In June 2011, I joined Facebook for the first time. By now, it had been confirmed that I was going to Oxford, and I wanted to be able to keep contact with my friends and family in South Africa. By this time, TLC, had developed something of a presence on Facebook as well and through that and private messages I became Facebook friends with some of the TLCers (cautiously, and only with those I trusted, because on TLC itself we were encouraged not to divulge private details). And for the first time the window was opened onto the "real lives" of many of my TLC friends - I got to learn their real names, see what they really looked like and learn a bit more about their lives outside of TLC.

Picture by Lily of Archenland
When I moved to Oxford, I was privileged to meet two TLCers in real life: a British girl, and an American lady, who was visiting the UK with her husband. I got to stay at the home of the British girl on a number of occasions and we have since become good friends.

It's impossible to describe all the things that have happened in these past eight years, but I wouldn't have missed them for the world. I am now a staff member on the website and editor for our news team. The social, spiritual and intellectual blessings gained from being part of the TLC community is something that can't be measured. I am eternally grateful that I clicked on that "register button" all those years ago.

1 comment:

Raeann Schoudt said...

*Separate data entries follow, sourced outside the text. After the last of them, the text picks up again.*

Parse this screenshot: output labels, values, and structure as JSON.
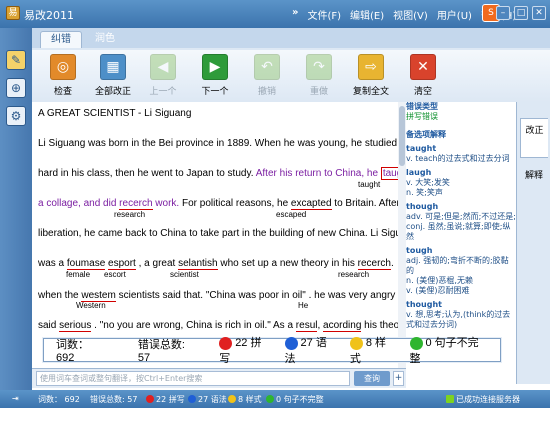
{
  "window": {
    "title": "易改2011"
  },
  "menu": [
    "文件(F)",
    "编辑(E)",
    "视图(V)",
    "用户(U)",
    "帮助(H)"
  ],
  "tabs": [
    "纠错",
    "润色"
  ],
  "toolbar": [
    {
      "label": "检查",
      "icon": "magnifier-icon",
      "color": "#e28a2a",
      "glyph": "◎"
    },
    {
      "label": "全部改正",
      "icon": "apply-all-icon",
      "color": "#4d8fc8",
      "glyph": "▦"
    },
    {
      "label": "上一个",
      "icon": "previous-icon",
      "color": "#8cc36a",
      "glyph": "◀"
    },
    {
      "label": "下一个",
      "icon": "next-icon",
      "color": "#2e9b3a",
      "glyph": "▶"
    },
    {
      "label": "撤销",
      "icon": "undo-icon",
      "color": "#8cc36a",
      "glyph": "↶"
    },
    {
      "label": "重做",
      "icon": "redo-icon",
      "color": "#8cc36a",
      "glyph": "↷"
    },
    {
      "label": "复制全文",
      "icon": "copy-all-icon",
      "color": "#e8b431",
      "glyph": "⇨"
    },
    {
      "label": "清空",
      "icon": "clear-icon",
      "color": "#d9432c",
      "glyph": "✕"
    }
  ],
  "document": {
    "title": "A GREAT SCIENTIST - Li Siguang",
    "l1": "Li Siguang was born in the Bei province in 1889. When he was young, he studied",
    "l2a": "hard in his class, then he went to Japan to study. ",
    "l2b": "After his return to China, he ",
    "l2c": "taugh",
    "l2h": "taught",
    "l3a": "a collage, and did ",
    "l3b": "recerch",
    "l3c": " work.",
    "l3d": " For political reasons, he ",
    "l3e": "excapted",
    "l3f": " to Britain. After",
    "l3h1": "research",
    "l3h2": "escaped",
    "l4": "liberation, he came back to China to take part in the building of new China. Li Siguang",
    "l5a": "was a ",
    "l5b": "foumase",
    "l5c": " ",
    "l5d": "esport",
    "l5e": " , a great ",
    "l5f": "selantish",
    "l5g": " who set up a new theory in his ",
    "l5h": "recerch",
    "l5i": ".",
    "l5h1": "female",
    "l5h2": "escort",
    "l5h3": "scientist",
    "l5h4": "research",
    "l6a": "when the ",
    "l6b": "westem",
    "l6c": " scientists said that. \"China was poor in oil\" . he was very angry and",
    "l6h1": "Western",
    "l6h2": "He",
    "l7a": "said ",
    "l7b": "serious",
    "l7c": " . \"no you are wrong, China is rich in oil.\" As a ",
    "l7d": "resul",
    "l7e": ", ",
    "l7f": "acording",
    "l7g": " his theory,"
  },
  "side": {
    "type_label": "错误类型",
    "type_value": "拼写错误",
    "alt_label": "备选项解释",
    "entries": [
      {
        "word": "taught",
        "def": [
          "v. teach的过去式和过去分词"
        ]
      },
      {
        "word": "laugh",
        "def": [
          "v. 大笑;发笑",
          "n. 笑;笑声"
        ]
      },
      {
        "word": "though",
        "def": [
          "adv. 可是;但是;然而;不过还是;",
          "conj. 虽然;虽说;就算;即使;纵然"
        ]
      },
      {
        "word": "tough",
        "def": [
          "adj. 强韧的;弯折不断的;胶黏的",
          "n. (美俚)恶棍,无赖",
          "v. (美俚)忍耐困难"
        ]
      },
      {
        "word": "thought",
        "def": [
          "v. 想,思考;认为,(think的过去式和过去分词)"
        ]
      }
    ]
  },
  "side_tabs": [
    "改正",
    "解释"
  ],
  "popup": {
    "words_label": "词数：",
    "words": "692",
    "errors_label": "错误总数:",
    "errors": "57",
    "spell": "22 拼写",
    "grammar": "27 语法",
    "style": "8 样式",
    "incomplete": "0 句子不完整",
    "colors": {
      "spell": "#e02020",
      "grammar": "#1f5fd6",
      "style": "#f0c21a",
      "incomplete": "#2fb52f"
    }
  },
  "search": {
    "placeholder": "使用词车查词或整句翻译，按Ctrl+Enter搜索",
    "button": "查询",
    "plus": "+"
  },
  "status": {
    "words_label": "词数：",
    "words": "692",
    "errors": "错误总数: 57",
    "spell": "22 拼写",
    "grammar": "27 语法",
    "style": "8 样式",
    "incomplete": "0 句子不完整",
    "server": "已成功连接服务器"
  }
}
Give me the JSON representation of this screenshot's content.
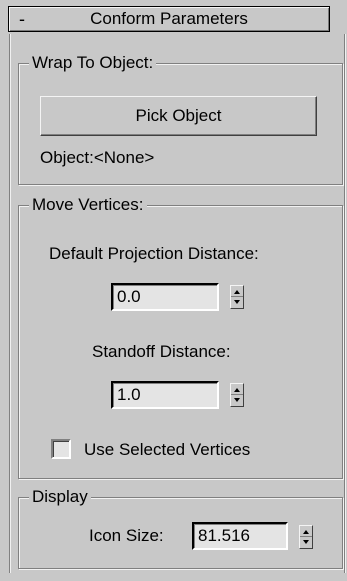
{
  "rollout": {
    "toggle": "-",
    "title": "Conform Parameters"
  },
  "wrap_group": {
    "legend": "Wrap To Object:",
    "pick_button": "Pick Object",
    "object_label": "Object:<None>"
  },
  "move_group": {
    "legend": "Move Vertices:",
    "projection_label": "Default Projection Distance:",
    "projection_value": "0.0",
    "standoff_label": "Standoff Distance:",
    "standoff_value": "1.0",
    "use_selected_label": "Use Selected Vertices",
    "use_selected_checked": false
  },
  "display_group": {
    "legend": "Display",
    "icon_size_label": "Icon Size:",
    "icon_size_value": "81.516"
  },
  "icons": {
    "spinner": "spinner-arrows-icon"
  }
}
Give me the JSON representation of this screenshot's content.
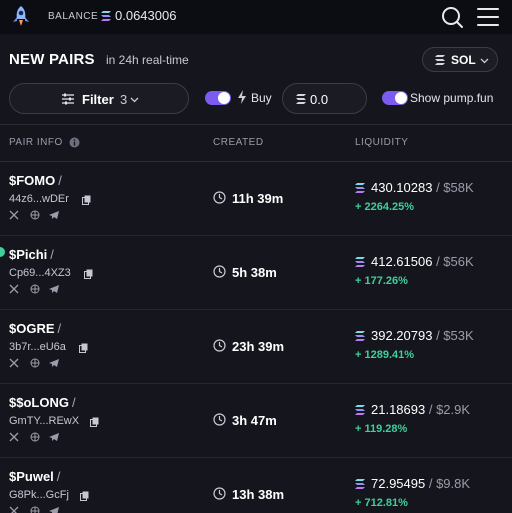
{
  "topbar": {
    "balance_label": "BALANCE",
    "balance_value": "0.0643006",
    "icons": [
      "logo-icon",
      "solana-icon",
      "search-icon",
      "menu-icon"
    ]
  },
  "header": {
    "title": "NEW PAIRS",
    "subtitle": "in 24h real-time",
    "chain": "SOL"
  },
  "controls": {
    "filter_label": "Filter",
    "filter_count": "3",
    "buy_label": "Buy",
    "amount_value": "0.0",
    "pump_label": "Show pump.fun"
  },
  "columns": {
    "pair_info": "PAIR INFO",
    "created": "CREATED",
    "liquidity": "LIQUIDITY"
  },
  "pairs": [
    {
      "symbol": "$FOMO",
      "address": "44z6...wDEr",
      "age": "11h 39m",
      "liq_sol": "430.10283",
      "liq_usd": "$58K",
      "change": "+ 2264.25%"
    },
    {
      "symbol": "$Pichi",
      "address": "Cp69...4XZ3",
      "age": "5h 38m",
      "liq_sol": "412.61506",
      "liq_usd": "$56K",
      "change": "+ 177.26%"
    },
    {
      "symbol": "$OGRE",
      "address": "3b7r...eU6a",
      "age": "23h 39m",
      "liq_sol": "392.20793",
      "liq_usd": "$53K",
      "change": "+ 1289.41%"
    },
    {
      "symbol": "$$oLONG",
      "address": "GmTY...REwX",
      "age": "3h 47m",
      "liq_sol": "21.18693",
      "liq_usd": "$2.9K",
      "change": "+ 119.28%"
    },
    {
      "symbol": "$Puwel",
      "address": "G8Pk...GcFj",
      "age": "13h 38m",
      "liq_sol": "72.95495",
      "liq_usd": "$9.8K",
      "change": "+ 712.81%"
    }
  ],
  "colors": {
    "background": "#111218",
    "accent": "#7c5cf0",
    "positive": "#3ecf9a",
    "muted": "#9a9cab"
  }
}
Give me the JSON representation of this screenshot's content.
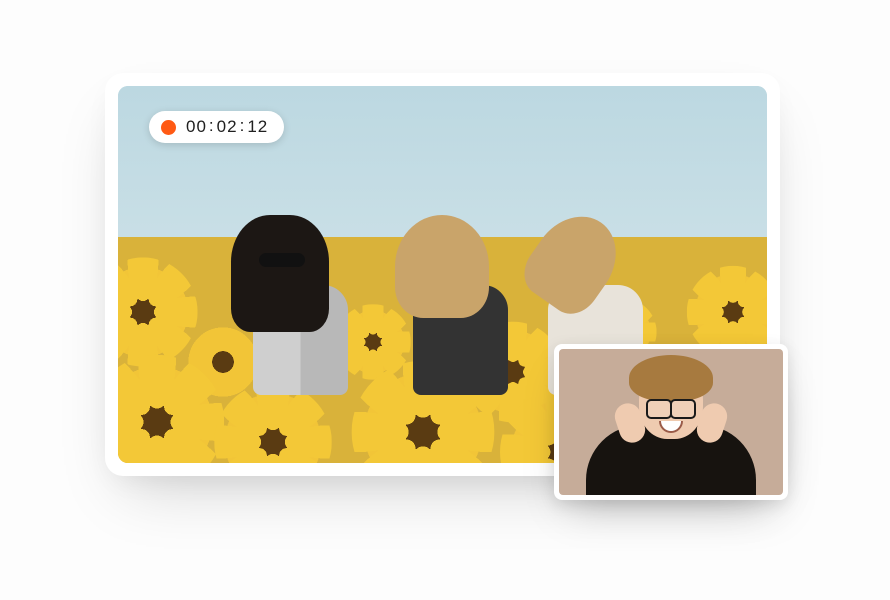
{
  "recording": {
    "indicator_color": "#ff5a14",
    "time_hh": "00",
    "time_mm": "02",
    "time_ss": "12"
  },
  "main_view": {
    "description": "Three young women laughing in a sunflower field under a pale sky",
    "persons": 3
  },
  "webcam_pip": {
    "description": "Smiling person with short hair and glasses, hands on cheeks, warm beige background"
  }
}
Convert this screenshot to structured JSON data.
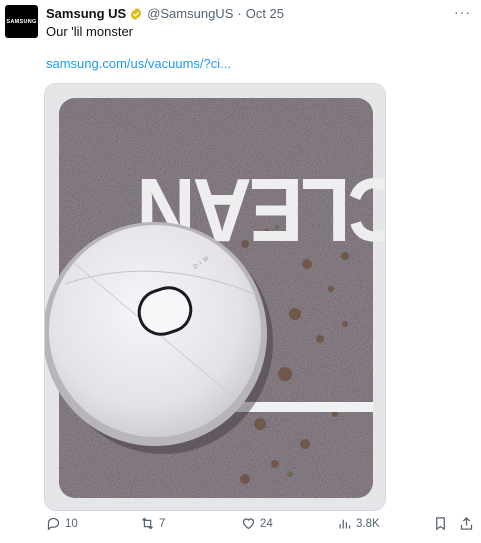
{
  "tweet": {
    "avatar_text": "SAMSUNG",
    "author_name": "Samsung US",
    "handle": "@SamsungUS",
    "separator": "·",
    "date": "Oct 25",
    "text": "Our 'lil monster",
    "link": "samsung.com/us/vacuums/?ci...",
    "more_label": "···"
  },
  "media": {
    "poster_word": "CLEAN",
    "device_brand": "DIM"
  },
  "actions": {
    "replies": "10",
    "reposts": "7",
    "likes": "24",
    "views": "3.8K"
  },
  "colors": {
    "accent": "#1d9bf0",
    "muted": "#536471",
    "verified_badge": "#e2b719"
  }
}
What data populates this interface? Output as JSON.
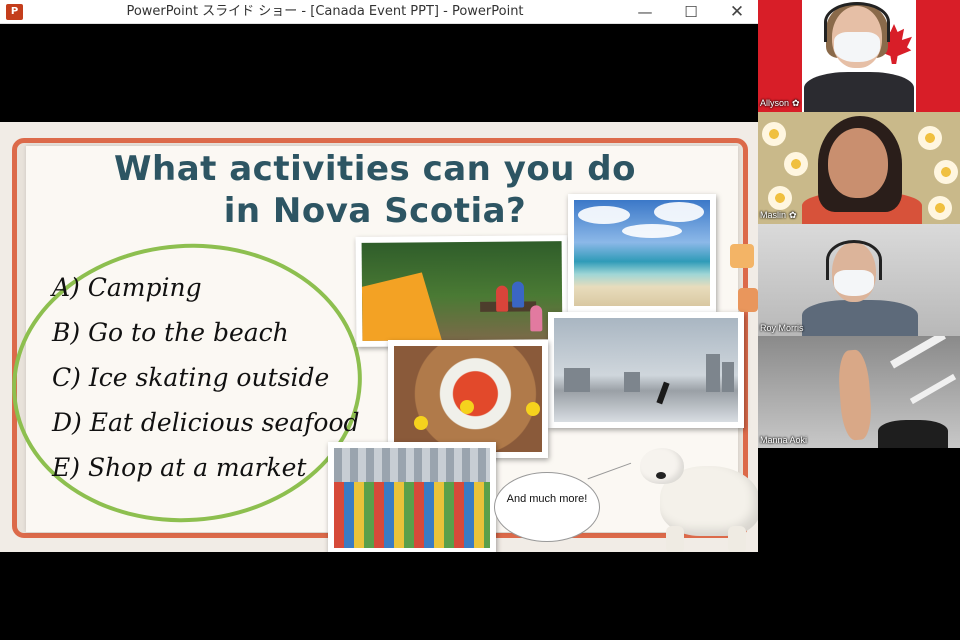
{
  "window": {
    "title": "PowerPoint スライド ショー - [Canada Event PPT] - PowerPoint",
    "app_icon": "P",
    "controls": {
      "minimize": "—",
      "maximize": "☐",
      "close": "✕"
    }
  },
  "slide": {
    "title": "What activities can you do in Nova Scotia?",
    "answers": [
      "A) Camping",
      "B) Go to the beach",
      "C) Ice skating outside",
      "D) Eat delicious seafood",
      "E) Shop at a market"
    ],
    "speech_bubble": "And much more!",
    "colors": {
      "frame": "#dc6a4a",
      "title": "#2d5563",
      "circle": "#8dbf4f"
    }
  },
  "participants": [
    {
      "name": "Allyson",
      "mic": "✿"
    },
    {
      "name": "Maslin",
      "mic": "✿"
    },
    {
      "name": "Roy Morris",
      "mic": ""
    },
    {
      "name": "Manna Aoki",
      "mic": ""
    }
  ]
}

Thanks for sharing this :) TLC really has had an imapct on so many, and it's awesome to hear the stories. Though some of us have come and gone, the friendships we made on TLC will always be speacial. Love you sweet hedgie <3